The Don Ellis Orchestra was masterful at making the most of dynamics; they went from poignant, soft, and gentle to hurricane velocity with effortless ease. As a bandleader, Ellis was exacting, he had to be, when you've got 21 guys playing in 19/4 time there's little margin for error. In this regard, Ellis was a marvelous anomaly; he combined the fearless experimentation of the late 60's with a rigorous discipline conspicuously absent from most of what was in the air back then.
Discovering a more scintillating, groundbreaking CD than Electric Bath by The Don Ellis Orchestra is certainly possible, but far from easy. It is perhaps a notch below Tears Of Joy, the DEO 2-CD masterwork. But comparing the two is rather like asking which is the better Vermeer, View Of Delft or Girl With A Pearl Earring? Once you've hit that level of quality, who cares?"
A Revelation to a Generation
A. Powell | Fort Collins, CO | 02/23/2006
(5 out of 5 stars)
"I was 17 in 1967 when I first heard this. It's the kind of album that stopped me dead in my tracks, and I thought "I didn't know you could DO that!" This was a real departure from the music of its time in terms of the use of electronics, unusual time signatures, and tricking your ear into expecting one musical idiom, then giving you something complete different - and you didn't mind at all.
This is one that should be in every jazz fan's collection."
One for the ages!
pjimmy | Poway, CA USA | 04/21/2006
(5 out of 5 stars)
"For anyone who wants course credit in "Don Ellis 101", Electric Bath is required study material.
I was 14 in 1969, and after being blown away at one of his performances at a local jazz festival, I proceeded at warp factor one (remember the era folks) to the record store and bought the first Ellis LP I got my hands on, which was Electric Bath. I played that sucker until it literally wore out (much to the joy and relief of my parents)!
Needless to say when the I found out the CD was available, I wasted no time in starting a new CD collection of his work starting with this gem!
As for the album, the following words come to mind: genius, energy, emotion, power, joy, and fun!
Yes, Don Ellis made jazz fun!
Give it a listen, and if you're not reaching for a metaphoric cigarette when it's over, check for a pulse!

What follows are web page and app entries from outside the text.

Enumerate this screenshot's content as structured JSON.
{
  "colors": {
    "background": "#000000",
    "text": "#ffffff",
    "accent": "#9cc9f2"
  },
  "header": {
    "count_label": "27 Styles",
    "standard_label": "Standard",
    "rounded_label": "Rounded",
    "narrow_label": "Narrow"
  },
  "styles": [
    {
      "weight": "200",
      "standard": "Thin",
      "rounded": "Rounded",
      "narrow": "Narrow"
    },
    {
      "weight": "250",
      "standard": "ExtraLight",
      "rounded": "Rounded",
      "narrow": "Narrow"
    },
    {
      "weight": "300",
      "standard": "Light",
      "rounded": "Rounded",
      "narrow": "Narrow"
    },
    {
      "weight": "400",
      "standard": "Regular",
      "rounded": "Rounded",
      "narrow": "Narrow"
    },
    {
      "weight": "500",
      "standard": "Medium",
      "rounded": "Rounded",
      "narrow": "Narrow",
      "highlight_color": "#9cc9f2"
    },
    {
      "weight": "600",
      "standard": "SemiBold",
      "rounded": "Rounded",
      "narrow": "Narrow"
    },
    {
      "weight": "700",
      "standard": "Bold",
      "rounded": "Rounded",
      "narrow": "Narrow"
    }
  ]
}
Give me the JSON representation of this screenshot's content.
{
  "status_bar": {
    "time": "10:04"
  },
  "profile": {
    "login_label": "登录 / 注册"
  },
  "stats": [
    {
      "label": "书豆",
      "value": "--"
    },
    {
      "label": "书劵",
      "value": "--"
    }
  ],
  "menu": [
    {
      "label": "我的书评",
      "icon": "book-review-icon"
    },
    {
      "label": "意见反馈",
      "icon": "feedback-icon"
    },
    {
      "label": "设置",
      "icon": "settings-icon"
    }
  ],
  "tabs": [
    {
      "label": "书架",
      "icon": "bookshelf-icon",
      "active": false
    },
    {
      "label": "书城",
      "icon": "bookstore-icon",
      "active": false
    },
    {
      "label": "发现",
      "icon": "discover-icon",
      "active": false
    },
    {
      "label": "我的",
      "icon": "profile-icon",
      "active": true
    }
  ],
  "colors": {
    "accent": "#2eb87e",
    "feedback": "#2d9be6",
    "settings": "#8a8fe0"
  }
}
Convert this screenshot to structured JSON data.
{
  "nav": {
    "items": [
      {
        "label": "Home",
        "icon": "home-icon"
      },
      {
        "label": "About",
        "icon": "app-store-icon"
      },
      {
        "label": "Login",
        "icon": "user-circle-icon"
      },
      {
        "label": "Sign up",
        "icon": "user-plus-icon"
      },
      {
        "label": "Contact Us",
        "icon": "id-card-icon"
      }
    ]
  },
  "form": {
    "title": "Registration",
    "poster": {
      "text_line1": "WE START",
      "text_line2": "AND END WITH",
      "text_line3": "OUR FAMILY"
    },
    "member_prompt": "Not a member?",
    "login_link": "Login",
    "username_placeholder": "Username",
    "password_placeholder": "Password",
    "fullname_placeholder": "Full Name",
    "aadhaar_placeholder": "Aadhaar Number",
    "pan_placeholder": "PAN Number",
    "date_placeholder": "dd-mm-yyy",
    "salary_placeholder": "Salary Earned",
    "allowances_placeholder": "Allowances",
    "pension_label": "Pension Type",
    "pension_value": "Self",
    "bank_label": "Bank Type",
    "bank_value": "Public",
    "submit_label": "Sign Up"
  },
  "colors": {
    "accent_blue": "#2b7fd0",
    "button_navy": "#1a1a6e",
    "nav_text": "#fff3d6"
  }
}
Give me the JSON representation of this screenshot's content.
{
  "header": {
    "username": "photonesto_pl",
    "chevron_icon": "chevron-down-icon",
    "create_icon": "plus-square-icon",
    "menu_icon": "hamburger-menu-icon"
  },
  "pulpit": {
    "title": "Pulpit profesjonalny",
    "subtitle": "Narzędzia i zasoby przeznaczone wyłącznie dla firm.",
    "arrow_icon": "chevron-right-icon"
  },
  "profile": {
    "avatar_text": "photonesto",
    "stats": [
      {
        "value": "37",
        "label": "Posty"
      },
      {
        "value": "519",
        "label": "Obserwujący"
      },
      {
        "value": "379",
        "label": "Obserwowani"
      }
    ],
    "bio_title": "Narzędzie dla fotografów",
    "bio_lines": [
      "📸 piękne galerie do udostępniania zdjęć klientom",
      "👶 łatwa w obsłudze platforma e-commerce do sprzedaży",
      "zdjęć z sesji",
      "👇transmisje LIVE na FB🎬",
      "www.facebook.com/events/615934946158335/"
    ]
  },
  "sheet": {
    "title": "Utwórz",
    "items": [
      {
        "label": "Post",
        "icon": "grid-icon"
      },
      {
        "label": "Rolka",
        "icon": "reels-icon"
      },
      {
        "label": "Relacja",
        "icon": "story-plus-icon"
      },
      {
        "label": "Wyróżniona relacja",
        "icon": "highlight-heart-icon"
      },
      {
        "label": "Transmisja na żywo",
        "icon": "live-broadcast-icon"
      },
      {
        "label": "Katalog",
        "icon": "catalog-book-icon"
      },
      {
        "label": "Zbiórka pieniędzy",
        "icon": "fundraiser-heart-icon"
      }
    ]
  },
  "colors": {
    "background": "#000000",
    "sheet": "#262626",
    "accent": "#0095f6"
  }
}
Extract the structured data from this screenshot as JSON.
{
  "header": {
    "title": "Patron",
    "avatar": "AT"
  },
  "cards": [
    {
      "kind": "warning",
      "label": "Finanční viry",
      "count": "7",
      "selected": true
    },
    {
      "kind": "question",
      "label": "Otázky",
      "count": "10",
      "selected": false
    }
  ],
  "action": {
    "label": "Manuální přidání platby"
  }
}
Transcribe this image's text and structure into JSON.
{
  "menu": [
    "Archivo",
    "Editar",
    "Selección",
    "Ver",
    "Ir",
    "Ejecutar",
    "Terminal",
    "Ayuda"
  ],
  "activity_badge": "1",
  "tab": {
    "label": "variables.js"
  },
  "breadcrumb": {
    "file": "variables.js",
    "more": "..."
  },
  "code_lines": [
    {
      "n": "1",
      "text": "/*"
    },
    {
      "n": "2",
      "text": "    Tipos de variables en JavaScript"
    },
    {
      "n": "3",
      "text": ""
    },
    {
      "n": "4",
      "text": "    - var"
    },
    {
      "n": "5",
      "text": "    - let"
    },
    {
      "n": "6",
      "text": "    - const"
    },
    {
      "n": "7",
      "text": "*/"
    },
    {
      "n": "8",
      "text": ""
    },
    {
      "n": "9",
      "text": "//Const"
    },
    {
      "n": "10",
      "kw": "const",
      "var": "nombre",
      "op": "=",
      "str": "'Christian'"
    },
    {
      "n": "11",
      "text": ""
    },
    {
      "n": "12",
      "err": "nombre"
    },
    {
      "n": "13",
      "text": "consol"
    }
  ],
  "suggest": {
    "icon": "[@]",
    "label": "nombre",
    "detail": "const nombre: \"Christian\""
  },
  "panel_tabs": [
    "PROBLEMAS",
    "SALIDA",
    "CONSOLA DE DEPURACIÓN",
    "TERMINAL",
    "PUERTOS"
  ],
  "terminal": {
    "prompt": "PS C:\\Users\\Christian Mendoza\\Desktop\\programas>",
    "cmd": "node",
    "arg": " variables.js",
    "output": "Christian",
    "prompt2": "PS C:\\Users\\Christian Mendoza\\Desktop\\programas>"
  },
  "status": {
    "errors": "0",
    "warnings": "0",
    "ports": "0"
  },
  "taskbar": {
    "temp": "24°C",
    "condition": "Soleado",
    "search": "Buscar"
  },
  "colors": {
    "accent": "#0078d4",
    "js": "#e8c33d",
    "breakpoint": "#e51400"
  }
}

It's sad to learn about his death at age 44. I guess it's true about the old saying: "the light that burns twice as bright lasts half as long.""